WHAT THE TASK ASKS |
Select all lines in the records that include "icon".

Source data
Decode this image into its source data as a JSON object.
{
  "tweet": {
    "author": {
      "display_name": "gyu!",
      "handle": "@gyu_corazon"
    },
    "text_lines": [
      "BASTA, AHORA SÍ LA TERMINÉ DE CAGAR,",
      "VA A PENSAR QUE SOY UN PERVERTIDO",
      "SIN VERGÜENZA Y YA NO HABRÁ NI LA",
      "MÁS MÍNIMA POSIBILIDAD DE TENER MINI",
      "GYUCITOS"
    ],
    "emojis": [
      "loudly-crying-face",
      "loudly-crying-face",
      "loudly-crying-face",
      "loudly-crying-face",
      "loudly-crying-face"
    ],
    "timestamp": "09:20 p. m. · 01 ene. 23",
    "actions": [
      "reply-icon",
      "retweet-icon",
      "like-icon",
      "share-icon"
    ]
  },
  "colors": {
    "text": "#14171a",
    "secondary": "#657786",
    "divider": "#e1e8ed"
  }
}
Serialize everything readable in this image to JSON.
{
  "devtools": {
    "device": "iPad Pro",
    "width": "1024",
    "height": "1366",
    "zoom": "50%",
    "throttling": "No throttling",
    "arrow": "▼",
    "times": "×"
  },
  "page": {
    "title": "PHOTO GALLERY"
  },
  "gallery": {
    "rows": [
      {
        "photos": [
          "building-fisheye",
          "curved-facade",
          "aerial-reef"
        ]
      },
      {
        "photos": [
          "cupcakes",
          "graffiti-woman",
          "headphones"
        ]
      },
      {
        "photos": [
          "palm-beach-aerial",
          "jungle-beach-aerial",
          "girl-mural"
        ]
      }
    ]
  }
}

EXERCISE SOLUTION |
      "reply-icon",
      "retweet-icon",
      "like-icon",
      "share-icon"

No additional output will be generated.